Kennesaw Mountain sticks out of the rolling piedmont of North Georgia like the preposterously vertical subject of some romantic Chinese watercolor. It is so steep that, when I was a kid, I used to wonder whether· anybody had ever climbed all the way to the top. But, of course, somebody had. On June 27, 1864, a good part of the Army of the Tennessee climbed up there, hoping Sherman would try to root them out.
Sam Watkins wrote about what happened in his memoir, Company Aitch. What he said was – I’m·paraphrasing here – I don’t have the book in front of me, but it’s a good paraphrase because Sam used the kind of phrases that stick in your mind: Most veterans will tell you they don’t know whether they killed anybody. But nobody who was on Kennesaw Mountain can say that. It was load and shoot. Load and shoot. Three. Four. Five dozen apiece.
The men who tried to get by Company H that morning did something I never heard about in any other battle any- where. They wrote their names on pieces of paper and pinned them to the backs of their tunics so their bodies could be identified.
They were right to do that. Not one of them made it to the top. And some 3,000 never came back down, about the same number of Americans as those who died in the attacks of Sept. 11, forgotten, now, in a minor battle of a single campaign six major wars ago.

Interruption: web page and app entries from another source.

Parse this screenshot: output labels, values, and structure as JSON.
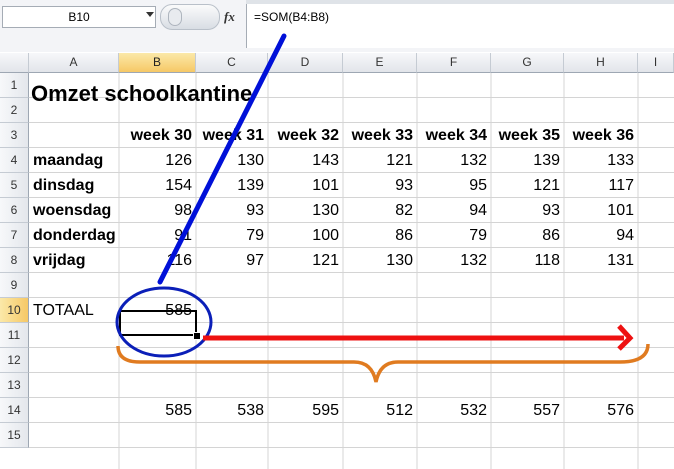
{
  "formula_bar": {
    "name_box": "B10",
    "fx_label": "fx",
    "formula": "=SOM(B4:B8)"
  },
  "columns": [
    "A",
    "B",
    "C",
    "D",
    "E",
    "F",
    "G",
    "H",
    "I"
  ],
  "selected_column": "B",
  "rows": [
    "1",
    "2",
    "3",
    "4",
    "5",
    "6",
    "7",
    "8",
    "9",
    "10",
    "11",
    "12",
    "13",
    "14",
    "15"
  ],
  "selected_row": "10",
  "sheet": {
    "title": "Omzet schoolkantine",
    "weeks": [
      "week 30",
      "week 31",
      "week 32",
      "week 33",
      "week 34",
      "week 35",
      "week 36"
    ],
    "days": [
      {
        "label": "maandag",
        "values": [
          "126",
          "130",
          "143",
          "121",
          "132",
          "139",
          "133"
        ]
      },
      {
        "label": "dinsdag",
        "values": [
          "154",
          "139",
          "101",
          "93",
          "95",
          "121",
          "117"
        ]
      },
      {
        "label": "woensdag",
        "values": [
          "98",
          "93",
          "130",
          "82",
          "94",
          "93",
          "101"
        ]
      },
      {
        "label": "donderdag",
        "values": [
          "91",
          "79",
          "100",
          "86",
          "79",
          "86",
          "94"
        ]
      },
      {
        "label": "vrijdag",
        "values": [
          "116",
          "97",
          "121",
          "130",
          "132",
          "118",
          "131"
        ]
      }
    ],
    "total_label": "TOTAAL",
    "total_value": "585",
    "totals_row": [
      "585",
      "538",
      "595",
      "512",
      "532",
      "557",
      "576"
    ]
  },
  "annotation_colors": {
    "line": "#0010d8",
    "ellipse": "#0b1fb8",
    "arrow": "#ee1111",
    "brace": "#e07b20"
  }
}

As a Southern boy, I have a dispute as to what that fight was about, but I know this: Those guys thought freedom had a lot to do with why they were trying to get past Sam Watkins and Company H that day. And they went up that mountain, knowing they would not be shot in the back, so that people they could never imagine could live in freedom.

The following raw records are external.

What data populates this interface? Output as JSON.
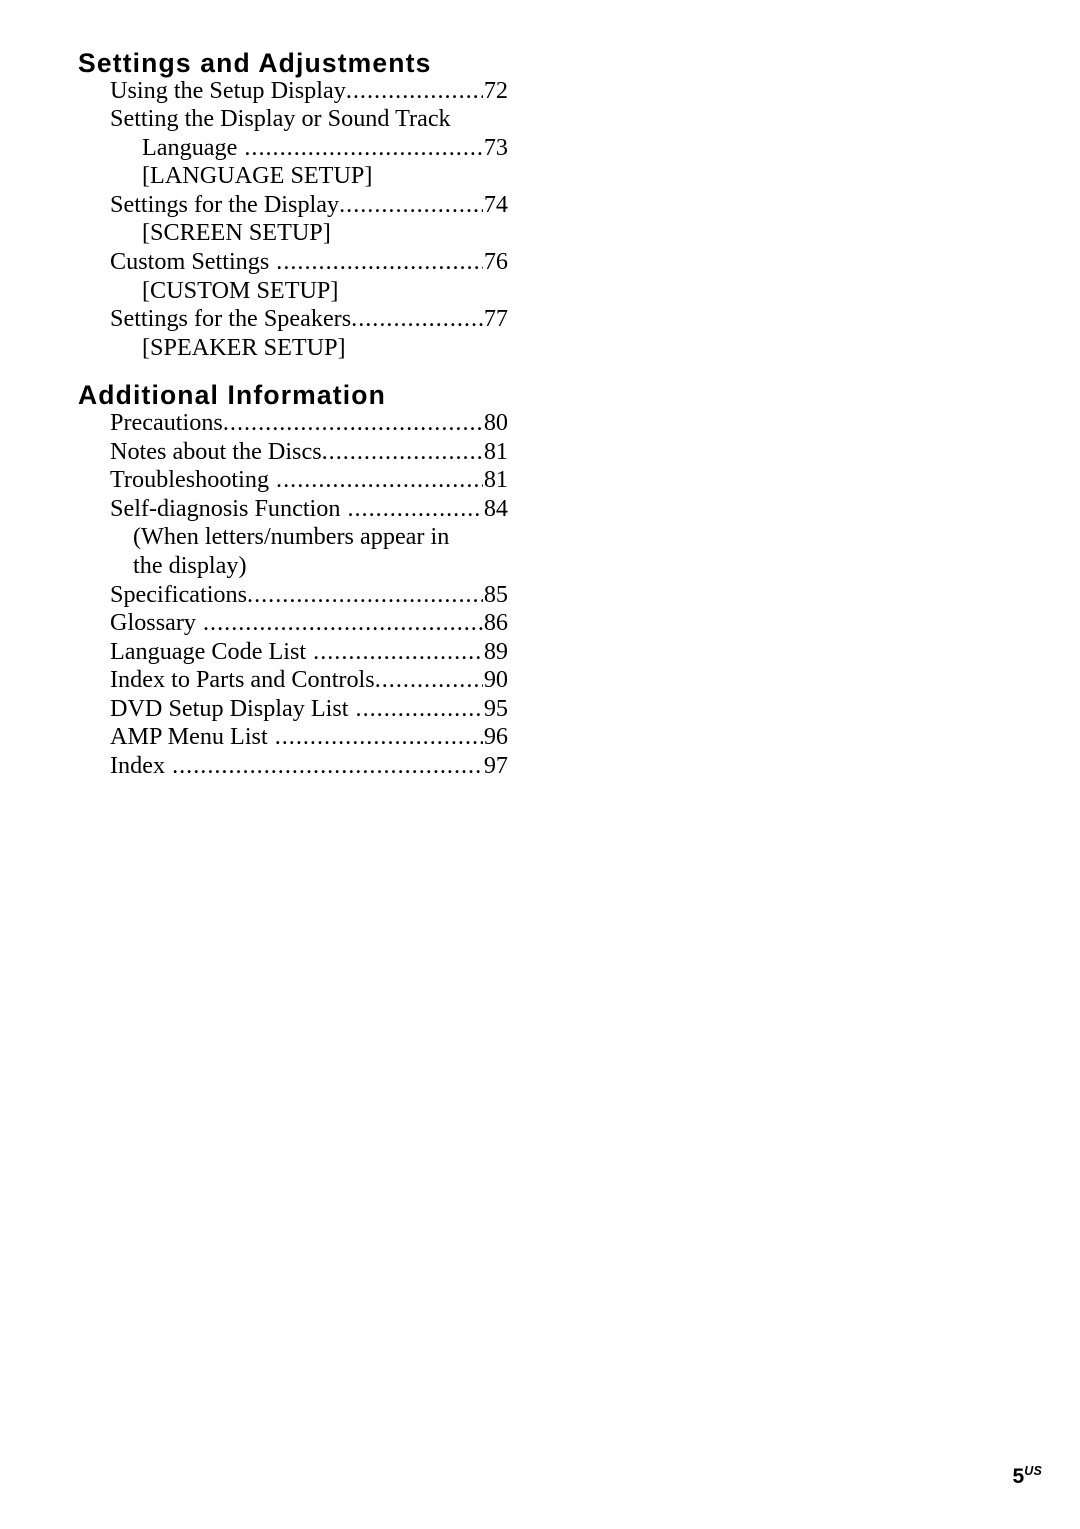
{
  "document": {
    "page_folio": "5",
    "page_region": "US"
  },
  "sections": [
    {
      "heading": "Settings and Adjustments",
      "lines": [
        {
          "kind": "entry",
          "level": 0,
          "title": "Using the Setup Display",
          "page": "72",
          "spaced": false
        },
        {
          "kind": "plain",
          "level": 0,
          "text": "Setting the Display or Sound Track"
        },
        {
          "kind": "entry",
          "level": 1,
          "title": "Language",
          "page": "73",
          "spaced": true
        },
        {
          "kind": "plain",
          "level": 1,
          "text": "[LANGUAGE SETUP]"
        },
        {
          "kind": "entry",
          "level": 0,
          "title": "Settings for the Display",
          "page": "74",
          "spaced": false
        },
        {
          "kind": "plain",
          "level": 1,
          "text": "[SCREEN SETUP]"
        },
        {
          "kind": "entry",
          "level": 0,
          "title": "Custom Settings",
          "page": "76",
          "spaced": true
        },
        {
          "kind": "plain",
          "level": 1,
          "text": "[CUSTOM SETUP]"
        },
        {
          "kind": "entry",
          "level": 0,
          "title": "Settings for the Speakers",
          "page": "77",
          "spaced": false
        },
        {
          "kind": "plain",
          "level": 1,
          "text": "[SPEAKER SETUP]"
        }
      ]
    },
    {
      "heading": "Additional Information",
      "lines": [
        {
          "kind": "entry",
          "level": 0,
          "title": "Precautions",
          "page": "80",
          "spaced": false
        },
        {
          "kind": "entry",
          "level": 0,
          "title": "Notes about the Discs",
          "page": "81",
          "spaced": false
        },
        {
          "kind": "entry",
          "level": 0,
          "title": "Troubleshooting",
          "page": "81",
          "spaced": true
        },
        {
          "kind": "entry",
          "level": 0,
          "title": "Self-diagnosis Function",
          "page": "84",
          "spaced": true
        },
        {
          "kind": "plain",
          "level": "note",
          "text": "(When letters/numbers appear in"
        },
        {
          "kind": "plain",
          "level": "note",
          "text": "the display)"
        },
        {
          "kind": "entry",
          "level": 0,
          "title": "Specifications",
          "page": "85",
          "spaced": false
        },
        {
          "kind": "entry",
          "level": 0,
          "title": "Glossary",
          "page": "86",
          "spaced": true
        },
        {
          "kind": "entry",
          "level": 0,
          "title": "Language Code List",
          "page": "89",
          "spaced": true
        },
        {
          "kind": "entry",
          "level": 0,
          "title": "Index to Parts and Controls",
          "page": "90",
          "spaced": false
        },
        {
          "kind": "entry",
          "level": 0,
          "title": "DVD Setup Display List",
          "page": "95",
          "spaced": true
        },
        {
          "kind": "entry",
          "level": 0,
          "title": "AMP Menu List",
          "page": "96",
          "spaced": true
        },
        {
          "kind": "entry",
          "level": 0,
          "title": "Index",
          "page": "97",
          "spaced": true
        }
      ]
    }
  ]
}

We do not honor those men, nor the million or so others over the past 225 years who died in defense of 0 ur freedoms, by so easily and willingly giving over the fruits of what they earned for the hope of some incremental increase in our own security.